4 days into the traffic restrictions, today is even worse than yesterday, with an API of 113 for 24 July- this is equivalent to a PM10 value of about 175 micrograms/m3. Let’s go back to the World Health Organisation (WHO) Air Quality Guidelines of 2005 (AQG) to understand this number. For PM10 they suggest on page 10:
- annual mean: 20 micrograms/m3
- 24-hour mean: 50 micrograms/m3
The 24-hour average from 23 July noon to 24 July noon in Beijing was 175 micrograms/m3, that is 250% higher than the WHO guideline. The Chinese authorities are saying that level 2 (API up to 100 = PM10 of 150 micrograms/m3) is safe for athletic competition (’blue sky day’). The WHO guideline for short exposure is a PM10 of 50 micrograms/m3, which corresponds to an API of 50. We have only had 2 days like that in July until now: 6 and 15 July.

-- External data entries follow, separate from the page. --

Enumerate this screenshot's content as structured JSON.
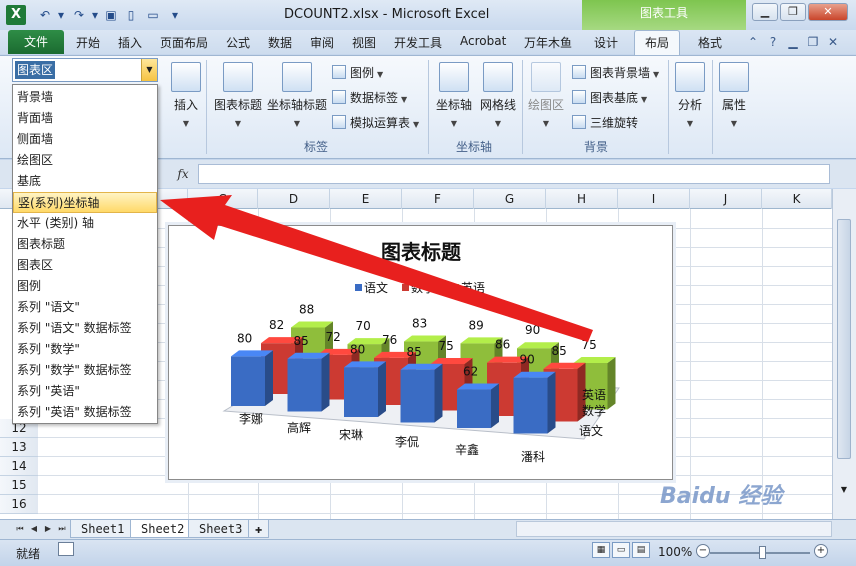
{
  "window": {
    "title": "DCOUNT2.xlsx - Microsoft Excel",
    "app_icon": "X",
    "quick_access": [
      "save-icon",
      "undo-icon",
      "redo-icon",
      "new-icon",
      "open-icon",
      "customize-icon"
    ]
  },
  "context_tab": "图表工具",
  "tabs": [
    "文件",
    "开始",
    "插入",
    "页面布局",
    "公式",
    "数据",
    "审阅",
    "视图",
    "开发工具",
    "Acrobat",
    "万年木鱼",
    "设计",
    "布局",
    "格式"
  ],
  "active_tab": "布局",
  "selection": {
    "current": "图表区",
    "items": [
      "背景墙",
      "背面墙",
      "侧面墙",
      "绘图区",
      "基底",
      "竖(系列)坐标轴",
      "水平 (类别) 轴",
      "图表标题",
      "图表区",
      "图例",
      "系列 \"语文\"",
      "系列 \"语文\" 数据标签",
      "系列 \"数学\"",
      "系列 \"数学\" 数据标签",
      "系列 \"英语\"",
      "系列 \"英语\" 数据标签"
    ],
    "highlighted_index": 5
  },
  "ribbon": {
    "insert": "插入",
    "chart_title": "图表标题",
    "axis_title": "坐标轴标题",
    "legend": "图例",
    "data_labels": "数据标签",
    "data_table": "模拟运算表",
    "labels_group": "标签",
    "axes": "坐标轴",
    "gridlines": "网格线",
    "axes_group": "坐标轴",
    "plot_area": "绘图区",
    "chart_wall": "图表背景墙",
    "chart_floor": "图表基底",
    "rotation_3d": "三维旋转",
    "background_group": "背景",
    "analysis": "分析",
    "properties": "属性"
  },
  "formula_bar": {
    "fx": "fx",
    "value": ""
  },
  "columns": [
    "C",
    "D",
    "E",
    "F",
    "G",
    "H",
    "I",
    "J",
    "K"
  ],
  "rows": [
    "12",
    "13",
    "14",
    "15",
    "16"
  ],
  "chart_data": {
    "type": "bar",
    "title": "图表标题",
    "categories": [
      "李娜",
      "高辉",
      "宋琳",
      "李侃",
      "辛鑫",
      "潘科"
    ],
    "series": [
      {
        "name": "语文",
        "values": [
          80,
          85,
          80,
          85,
          62,
          90
        ],
        "color": "#3a6cc4"
      },
      {
        "name": "数学",
        "values": [
          82,
          72,
          76,
          75,
          86,
          85
        ],
        "color": "#cc3a32"
      },
      {
        "name": "英语",
        "values": [
          88,
          70,
          83,
          89,
          90,
          75
        ],
        "color": "#8fbe3b"
      }
    ],
    "depth_labels": [
      "英语",
      "数学",
      "语文"
    ],
    "legend_position": "top"
  },
  "sheets": [
    "Sheet1",
    "Sheet2",
    "Sheet3"
  ],
  "active_sheet": "Sheet2",
  "status": {
    "ready": "就绪",
    "zoom": "100%"
  },
  "watermark": "Baidu 经验"
}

On page 13 of the WHO document it says what short exposure to an API of 100 does to you:
Therefore, a PM10 concentration of 150 μg/m3 would be expected to translate into roughly a 5% increase in daily mortality, an impact that would be of significant concern, and one for which immediate mitigation actions would be recommended.
The annual average API in Beijing is around 100 = PM10 of 150 micrograms/m3, which is 650% higher than the WHO guideline for long-term exposure. The WHO’s first ‘interim target’ for long-time exposure starts at 70 micrograms/m3 (API of 60) so no further comment on this.
Also check out this recent comment by Dr. George D. Thurston, Professor at the NYU School of Medicine:
…All in all, anything above Chinese API=50 is very unhealthy. Even if it is at API=50, that is still more than double New York City usual levels, so that is not acceptable either. They really need to get the API down to 25 or below to call the air acceptable for Olympic competition. It seems only strong (clean) winds from the North can provide lowered concentrations, and this just doesn’t happen often enough in Beijing.
The Beijing Environmental Protection Bureau is providing daily reports of SO2, PM10, NO2 levels on a special section of their website, even in English, screenshot below. It seems these numbers are already converted to the API scale, so that makes it quite confusing; actual values in micrograms/m3 are higher for the 3 pollutants, as described here.
Also interesting to see how the interpretations of the API levels has shifted a bit (upper left box on the above screenshot, compared to the same 2007 document):
1 = API 0-50 = excellent (old) => good (new)
2 = API 51-100 = good => moderate
3A = API 101-150 = slightly polluted => unhealthy for sensitive groups
3B = API 151-200 = light polluted => unhealthy
4A = API 201-250 = moderate polluted => very unhealthy
4B = API 251-300 = moderate-heavy polluted => hazardous
Especially the re-classification of ‘light polluted’ to ‘unhealthy’ is remarkable; the new classification is in fact very similar to the US-EPA.